Pictures stay out of the copy, and everything else in the data below is repeated exactly.
Supplied records Start Marker
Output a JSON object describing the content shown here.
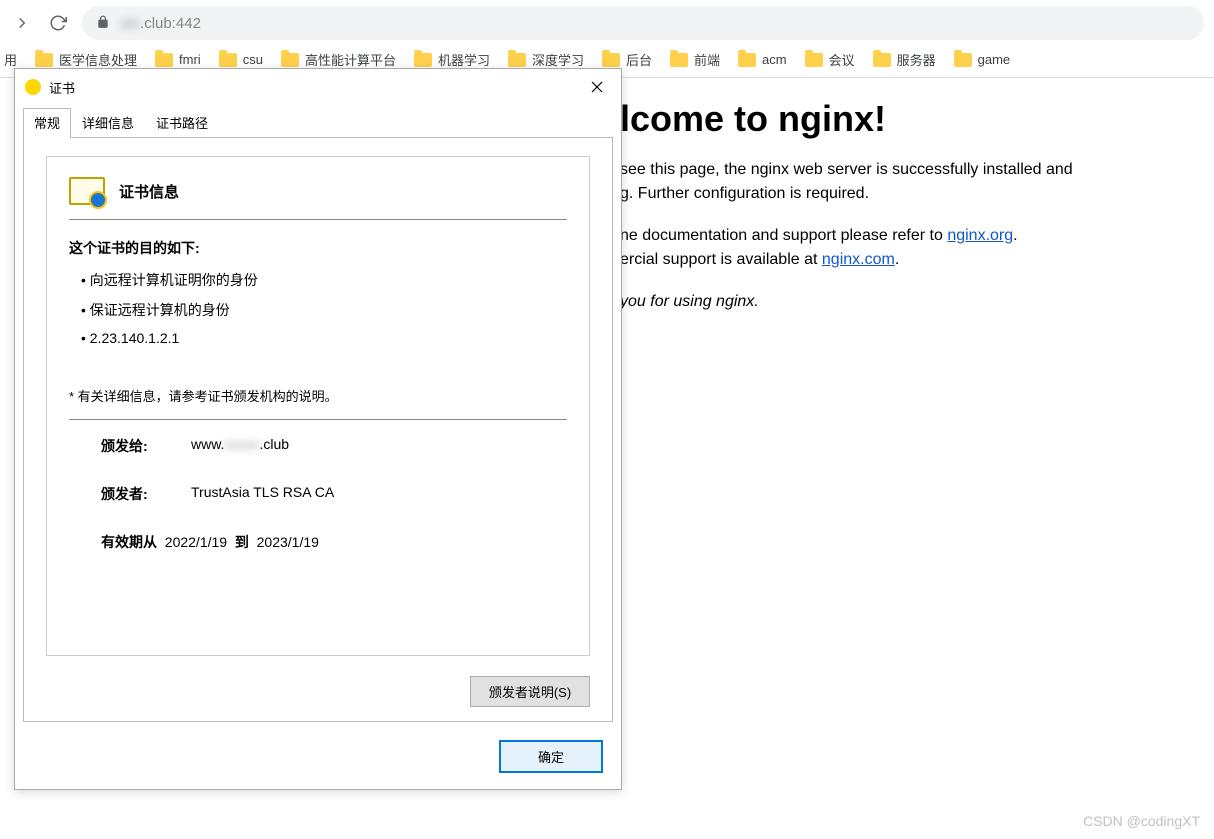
{
  "browser": {
    "url_host_blurred": "uio",
    "url_suffix": ".club",
    "url_port": ":442"
  },
  "bookmarks": {
    "first": "用",
    "items": [
      "医学信息处理",
      "fmri",
      "csu",
      "高性能计算平台",
      "机器学习",
      "深度学习",
      "后台",
      "前端",
      "acm",
      "会议",
      "服务器",
      "game"
    ]
  },
  "nginx": {
    "title_visible": "lcome to nginx!",
    "p1a": "see this page, the nginx web server is successfully installed and",
    "p1b": "g. Further configuration is required.",
    "p2a": "ne documentation and support please refer to ",
    "p2a_link": "nginx.org",
    "p2b": "ercial support is available at ",
    "p2b_link": "nginx.com",
    "thanks": "you for using nginx."
  },
  "cert": {
    "window_title": "证书",
    "tabs": {
      "general": "常规",
      "details": "详细信息",
      "path": "证书路径"
    },
    "heading": "证书信息",
    "purpose_label": "这个证书的目的如下:",
    "purposes": [
      "向远程计算机证明你的身份",
      "保证远程计算机的身份",
      "2.23.140.1.2.1"
    ],
    "footnote": "* 有关详细信息，请参考证书颁发机构的说明。",
    "issued_to_label": "颁发给:",
    "issued_to_prefix": "www.",
    "issued_to_blurred": "xxxxx",
    "issued_to_suffix": ".club",
    "issued_by_label": "颁发者:",
    "issued_by": "TrustAsia TLS RSA CA",
    "valid_from_label": "有效期从",
    "valid_from": "2022/1/19",
    "valid_to_label": "到",
    "valid_to": "2023/1/19",
    "issuer_statement_btn": "颁发者说明(S)",
    "ok_btn": "确定"
  },
  "watermark": "CSDN @codingXT"
}
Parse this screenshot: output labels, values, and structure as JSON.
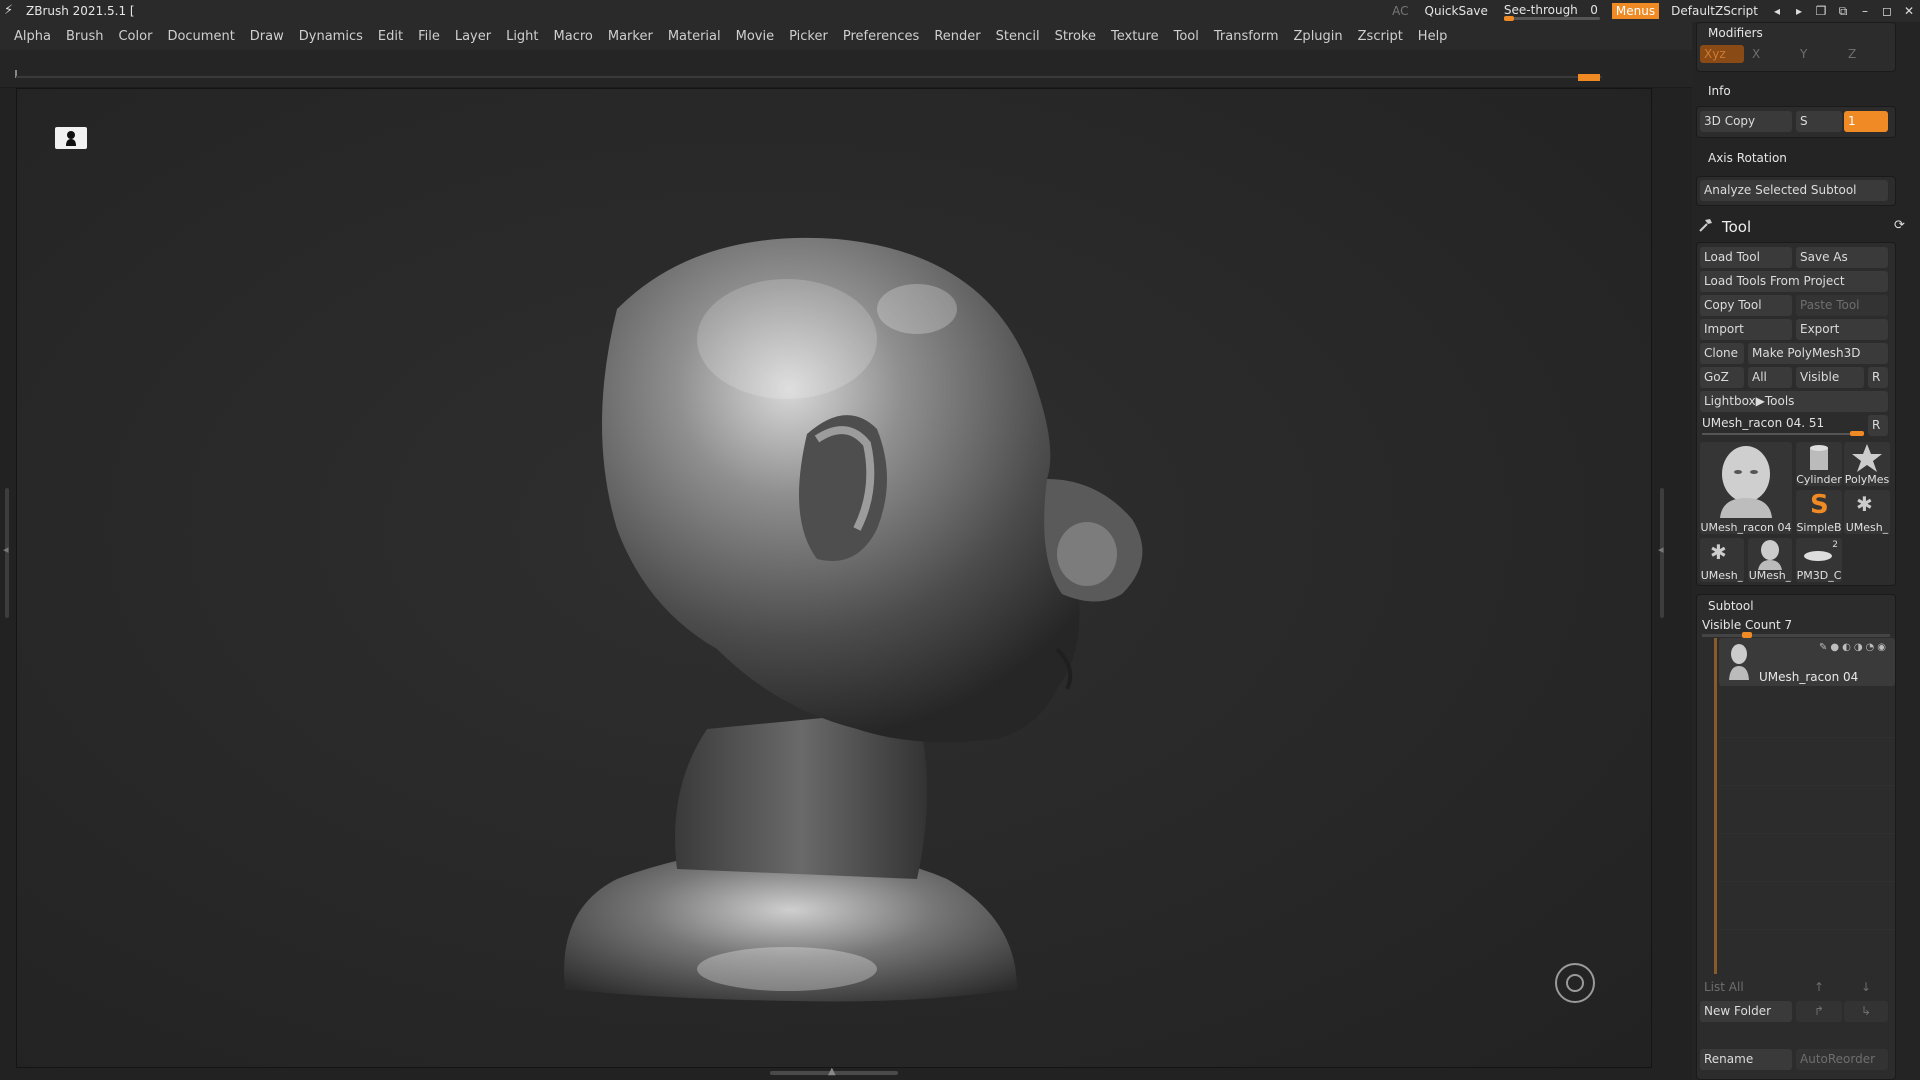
{
  "titlebar": {
    "app_title": "ZBrush 2021.5.1 [",
    "ac": "AC",
    "quicksave": "QuickSave",
    "see_through_label": "See-through",
    "see_through_value": "0",
    "menus": "Menus",
    "default_zscript": "DefaultZScript"
  },
  "menubar": {
    "items": [
      "Alpha",
      "Brush",
      "Color",
      "Document",
      "Draw",
      "Dynamics",
      "Edit",
      "File",
      "Layer",
      "Light",
      "Macro",
      "Marker",
      "Material",
      "Movie",
      "Picker",
      "Preferences",
      "Render",
      "Stencil",
      "Stroke",
      "Texture",
      "Tool",
      "Transform",
      "Zplugin",
      "Zscript",
      "Help"
    ]
  },
  "tray": {
    "modifiers_title": "Modifiers",
    "modifier_buttons": [
      "Xyz",
      "X",
      "Y",
      "Z"
    ],
    "info_title": "Info",
    "copy_3d": "3D Copy",
    "s_label": "S",
    "s_value": "1",
    "axis_rotation": "Axis Rotation",
    "analyze_subtool": "Analyze Selected Subtool"
  },
  "tool": {
    "title": "Tool",
    "load_tool": "Load Tool",
    "save_as": "Save As",
    "load_from_project": "Load Tools From Project",
    "copy_tool": "Copy Tool",
    "paste_tool": "Paste Tool",
    "import": "Import",
    "export": "Export",
    "clone": "Clone",
    "make_polymesh": "Make PolyMesh3D",
    "goz": "GoZ",
    "all": "All",
    "visible": "Visible",
    "r": "R",
    "lightbox_tools": "Lightbox▶Tools",
    "current_tool": "UMesh_racon 04. 51",
    "thumbnails": [
      {
        "label": "UMesh_racon 04",
        "badge": ""
      },
      {
        "label": "Cylinder",
        "badge": ""
      },
      {
        "label": "PolyMes",
        "badge": ""
      },
      {
        "label": "SimpleB",
        "badge": ""
      },
      {
        "label": "UMesh_",
        "badge": ""
      },
      {
        "label": "UMesh_",
        "badge": ""
      },
      {
        "label": "UMesh_",
        "badge": ""
      },
      {
        "label": "PM3D_C",
        "badge": "2"
      }
    ]
  },
  "subtool": {
    "title": "Subtool",
    "visible_count": "Visible Count 7",
    "items": [
      {
        "name": "UMesh_racon 04"
      }
    ],
    "list_all": "List All",
    "new_folder": "New Folder",
    "rename": "Rename",
    "auto_reorder": "AutoReorder"
  }
}
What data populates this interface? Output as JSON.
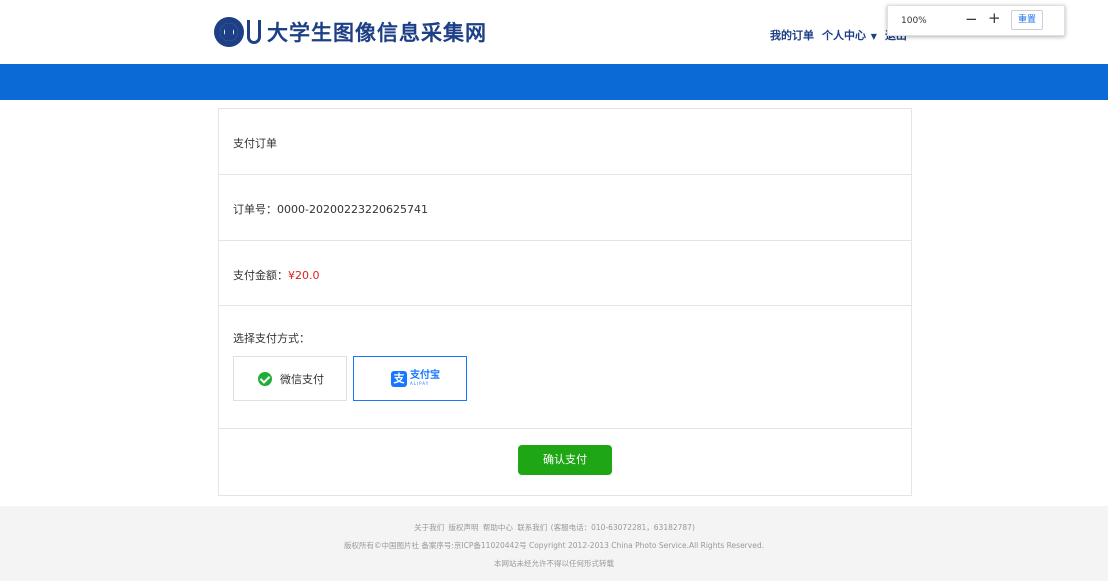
{
  "header": {
    "logo_text": "大学生图像信息采集网",
    "nav": {
      "my_orders": "我的订单",
      "user_center": "个人中心",
      "logout": "退出"
    }
  },
  "zoom_popup": {
    "level": "100%",
    "minus": "−",
    "plus": "+",
    "reset": "重置"
  },
  "order": {
    "title": "支付订单",
    "order_no_label": "订单号：",
    "order_no": "0000-20200223220625741",
    "amount_label": "支付金额：",
    "amount": "¥20.0",
    "method_label": "选择支付方式：",
    "methods": {
      "wechat": "微信支付",
      "alipay_cn": "支付宝",
      "alipay_en": "ALIPAY"
    },
    "selected_method": "alipay",
    "confirm": "确认支付"
  },
  "footer": {
    "links": [
      "关于我们",
      "版权声明",
      "帮助中心",
      "联系我们"
    ],
    "hotline": "(客服电话：010-63072281，63182787)",
    "copyright": "版权所有©中国图片社 备案序号:京ICP备11020442号 Copyright 2012-2013 China Photo Service.All Rights Reserved.",
    "notice": "本网站未经允许不得以任何形式转载"
  },
  "colors": {
    "brand_blue": "#1d3f86",
    "band_blue": "#0c6ad6",
    "confirm_green": "#1ea614",
    "amount_red": "#e02020",
    "alipay_blue": "#1677ff",
    "wechat_green": "#22ac38"
  }
}
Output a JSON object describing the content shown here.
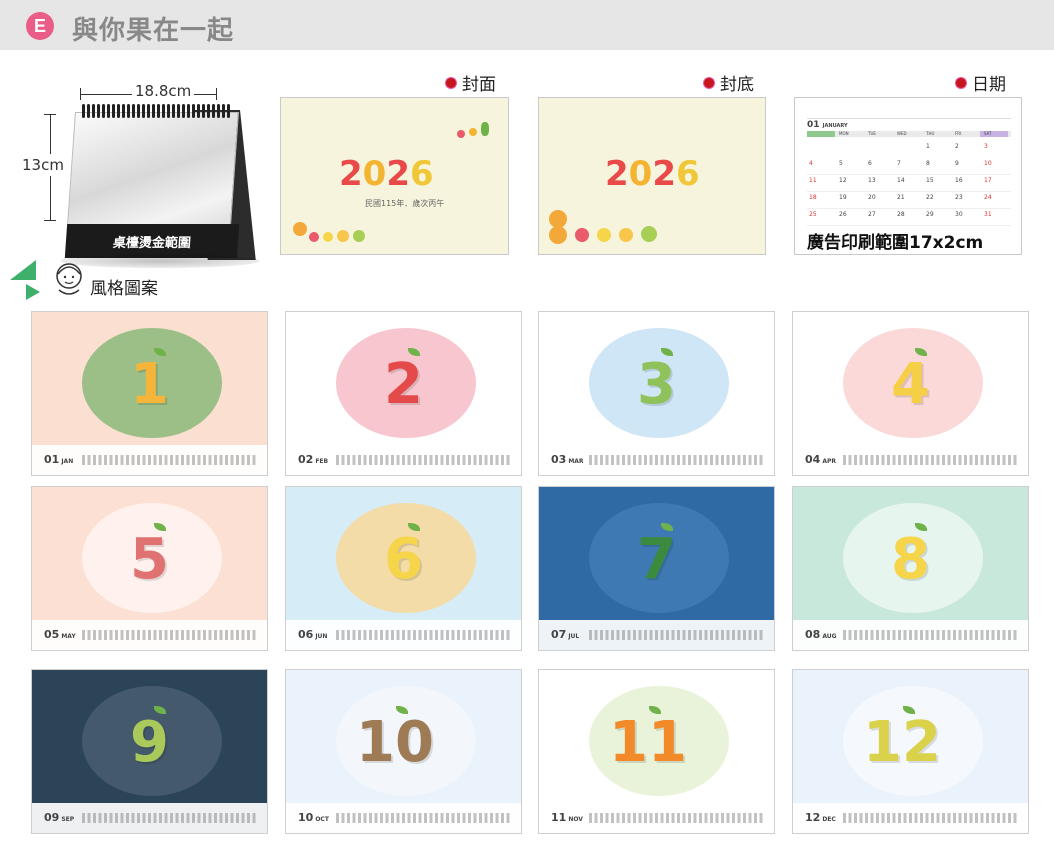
{
  "header": {
    "badge": "E",
    "title": "與你果在一起"
  },
  "desk": {
    "width_label": "18.8cm",
    "height_label": "13cm",
    "foil_label": "桌檯燙金範圍"
  },
  "labels": {
    "cover": "封面",
    "back": "封底",
    "date": "日期",
    "style": "風格圖案"
  },
  "cover": {
    "year": "2026",
    "subtitle": "民國115年．歲次丙午"
  },
  "back": {
    "year": "2026"
  },
  "date_card": {
    "month": "01",
    "month_name": "JANUARY",
    "weekdays": [
      "MON",
      "TUE",
      "WED",
      "THU",
      "FRI",
      "SAT"
    ],
    "rows": [
      [
        "",
        "",
        "",
        "1",
        "2",
        "3"
      ],
      [
        "5",
        "6",
        "7",
        "8",
        "9",
        "10"
      ],
      [
        "12",
        "13",
        "14",
        "15",
        "16",
        "17"
      ],
      [
        "19",
        "20",
        "21",
        "22",
        "23",
        "24"
      ],
      [
        "26",
        "27",
        "28",
        "29",
        "30",
        "31"
      ]
    ],
    "left_col": [
      "4",
      "11",
      "18",
      "25"
    ],
    "ad_text": "廣告印刷範圍17x2cm"
  },
  "months": [
    {
      "num": "1",
      "code": "01",
      "abbr": "JAN"
    },
    {
      "num": "2",
      "code": "02",
      "abbr": "FEB"
    },
    {
      "num": "3",
      "code": "03",
      "abbr": "MAR"
    },
    {
      "num": "4",
      "code": "04",
      "abbr": "APR"
    },
    {
      "num": "5",
      "code": "05",
      "abbr": "MAY"
    },
    {
      "num": "6",
      "code": "06",
      "abbr": "JUN"
    },
    {
      "num": "7",
      "code": "07",
      "abbr": "JUL"
    },
    {
      "num": "8",
      "code": "08",
      "abbr": "AUG"
    },
    {
      "num": "9",
      "code": "09",
      "abbr": "SEP"
    },
    {
      "num": "10",
      "code": "10",
      "abbr": "OCT"
    },
    {
      "num": "11",
      "code": "11",
      "abbr": "NOV"
    },
    {
      "num": "12",
      "code": "12",
      "abbr": "DEC"
    }
  ],
  "colors": {
    "badge": "#ea5d86",
    "accent_red": "#c4161c",
    "cover_bg": "#f6f4dc"
  }
}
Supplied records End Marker
**Answer below**
Output a JSON object describing the content shown here.
{
  "browser": {
    "url_host_blurred": "uio",
    "url_suffix": ".club",
    "url_port": ":442"
  },
  "bookmarks": {
    "first": "用",
    "items": [
      "医学信息处理",
      "fmri",
      "csu",
      "高性能计算平台",
      "机器学习",
      "深度学习",
      "后台",
      "前端",
      "acm",
      "会议",
      "服务器",
      "game"
    ]
  },
  "nginx": {
    "title_visible": "lcome to nginx!",
    "p1a": "see this page, the nginx web server is successfully installed and",
    "p1b": "g. Further configuration is required.",
    "p2a": "ne documentation and support please refer to ",
    "p2a_link": "nginx.org",
    "p2b": "ercial support is available at ",
    "p2b_link": "nginx.com",
    "thanks": "you for using nginx."
  },
  "cert": {
    "window_title": "证书",
    "tabs": {
      "general": "常规",
      "details": "详细信息",
      "path": "证书路径"
    },
    "heading": "证书信息",
    "purpose_label": "这个证书的目的如下:",
    "purposes": [
      "向远程计算机证明你的身份",
      "保证远程计算机的身份",
      "2.23.140.1.2.1"
    ],
    "footnote": "* 有关详细信息，请参考证书颁发机构的说明。",
    "issued_to_label": "颁发给:",
    "issued_to_prefix": "www.",
    "issued_to_blurred": "xxxxx",
    "issued_to_suffix": ".club",
    "issued_by_label": "颁发者:",
    "issued_by": "TrustAsia TLS RSA CA",
    "valid_from_label": "有效期从",
    "valid_from": "2022/1/19",
    "valid_to_label": "到",
    "valid_to": "2023/1/19",
    "issuer_statement_btn": "颁发者说明(S)",
    "ok_btn": "确定"
  },
  "watermark": "CSDN @codingXT"
}
Parse this screenshot: output labels, values, and structure as JSON.
{
  "titlebar": {
    "app_title": "ZBrush 2021.5.1 [",
    "ac": "AC",
    "quicksave": "QuickSave",
    "see_through_label": "See-through",
    "see_through_value": "0",
    "menus": "Menus",
    "default_zscript": "DefaultZScript"
  },
  "menubar": {
    "items": [
      "Alpha",
      "Brush",
      "Color",
      "Document",
      "Draw",
      "Dynamics",
      "Edit",
      "File",
      "Layer",
      "Light",
      "Macro",
      "Marker",
      "Material",
      "Movie",
      "Picker",
      "Preferences",
      "Render",
      "Stencil",
      "Stroke",
      "Texture",
      "Tool",
      "Transform",
      "Zplugin",
      "Zscript",
      "Help"
    ]
  },
  "tray": {
    "modifiers_title": "Modifiers",
    "modifier_buttons": [
      "Xyz",
      "X",
      "Y",
      "Z"
    ],
    "info_title": "Info",
    "copy_3d": "3D Copy",
    "s_label": "S",
    "s_value": "1",
    "axis_rotation": "Axis Rotation",
    "analyze_subtool": "Analyze Selected Subtool"
  },
  "tool": {
    "title": "Tool",
    "load_tool": "Load Tool",
    "save_as": "Save As",
    "load_from_project": "Load Tools From Project",
    "copy_tool": "Copy Tool",
    "paste_tool": "Paste Tool",
    "import": "Import",
    "export": "Export",
    "clone": "Clone",
    "make_polymesh": "Make PolyMesh3D",
    "goz": "GoZ",
    "all": "All",
    "visible": "Visible",
    "r": "R",
    "lightbox_tools": "Lightbox▶Tools",
    "current_tool": "UMesh_racon 04. 51",
    "thumbnails": [
      {
        "label": "UMesh_racon 04",
        "badge": ""
      },
      {
        "label": "Cylinder",
        "badge": ""
      },
      {
        "label": "PolyMes",
        "badge": ""
      },
      {
        "label": "SimpleB",
        "badge": ""
      },
      {
        "label": "UMesh_",
        "badge": ""
      },
      {
        "label": "UMesh_",
        "badge": ""
      },
      {
        "label": "UMesh_",
        "badge": ""
      },
      {
        "label": "PM3D_C",
        "badge": "2"
      }
    ]
  },
  "subtool": {
    "title": "Subtool",
    "visible_count": "Visible Count 7",
    "items": [
      {
        "name": "UMesh_racon 04"
      }
    ],
    "list_all": "List All",
    "new_folder": "New Folder",
    "rename": "Rename",
    "auto_reorder": "AutoReorder"
  }
}
What data populates this interface? Output as JSON.
{
  "header": {
    "logo_text": "大学生图像信息采集网",
    "nav": {
      "my_orders": "我的订单",
      "user_center": "个人中心",
      "logout": "退出"
    }
  },
  "zoom_popup": {
    "level": "100%",
    "minus": "−",
    "plus": "+",
    "reset": "重置"
  },
  "order": {
    "title": "支付订单",
    "order_no_label": "订单号：",
    "order_no": "0000-20200223220625741",
    "amount_label": "支付金额：",
    "amount": "¥20.0",
    "method_label": "选择支付方式：",
    "methods": {
      "wechat": "微信支付",
      "alipay_cn": "支付宝",
      "alipay_en": "ALIPAY"
    },
    "selected_method": "alipay",
    "confirm": "确认支付"
  },
  "footer": {
    "links": [
      "关于我们",
      "版权声明",
      "帮助中心",
      "联系我们"
    ],
    "hotline": "(客服电话：010-63072281，63182787)",
    "copyright": "版权所有©中国图片社 备案序号:京ICP备11020442号 Copyright 2012-2013 China Photo Service.All Rights Reserved.",
    "notice": "本网站未经允许不得以任何形式转载"
  },
  "colors": {
    "brand_blue": "#1d3f86",
    "band_blue": "#0c6ad6",
    "confirm_green": "#1ea614",
    "amount_red": "#e02020",
    "alipay_blue": "#1677ff",
    "wechat_green": "#22ac38"
  }
}
Output a JSON object describing the content shown here.
{
  "header": {
    "badge": "E",
    "title": "與你果在一起"
  },
  "desk": {
    "width_label": "18.8cm",
    "height_label": "13cm",
    "foil_label": "桌檯燙金範圍"
  },
  "labels": {
    "cover": "封面",
    "back": "封底",
    "date": "日期",
    "style": "風格圖案"
  },
  "cover": {
    "year": "2026",
    "subtitle": "民國115年．歲次丙午"
  },
  "back": {
    "year": "2026"
  },
  "date_card": {
    "month": "01",
    "month_name": "JANUARY",
    "weekdays": [
      "MON",
      "TUE",
      "WED",
      "THU",
      "FRI",
      "SAT"
    ],
    "rows": [
      [
        "",
        "",
        "",
        "1",
        "2",
        "3"
      ],
      [
        "5",
        "6",
        "7",
        "8",
        "9",
        "10"
      ],
      [
        "12",
        "13",
        "14",
        "15",
        "16",
        "17"
      ],
      [
        "19",
        "20",
        "21",
        "22",
        "23",
        "24"
      ],
      [
        "26",
        "27",
        "28",
        "29",
        "30",
        "31"
      ]
    ],
    "left_col": [
      "4",
      "11",
      "18",
      "25"
    ],
    "ad_text": "廣告印刷範圍17x2cm"
  },
  "months": [
    {
      "num": "1",
      "code": "01",
      "abbr": "JAN"
    },
    {
      "num": "2",
      "code": "02",
      "abbr": "FEB"
    },
    {
      "num": "3",
      "code": "03",
      "abbr": "MAR"
    },
    {
      "num": "4",
      "code": "04",
      "abbr": "APR"
    },
    {
      "num": "5",
      "code": "05",
      "abbr": "MAY"
    },
    {
      "num": "6",
      "code": "06",
      "abbr": "JUN"
    },
    {
      "num": "7",
      "code": "07",
      "abbr": "JUL"
    },
    {
      "num": "8",
      "code": "08",
      "abbr": "AUG"
    },
    {
      "num": "9",
      "code": "09",
      "abbr": "SEP"
    },
    {
      "num": "10",
      "code": "10",
      "abbr": "OCT"
    },
    {
      "num": "11",
      "code": "11",
      "abbr": "NOV"
    },
    {
      "num": "12",
      "code": "12",
      "abbr": "DEC"
    }
  ],
  "colors": {
    "badge": "#ea5d86",
    "accent_red": "#c4161c",
    "cover_bg": "#f6f4dc"
  }
}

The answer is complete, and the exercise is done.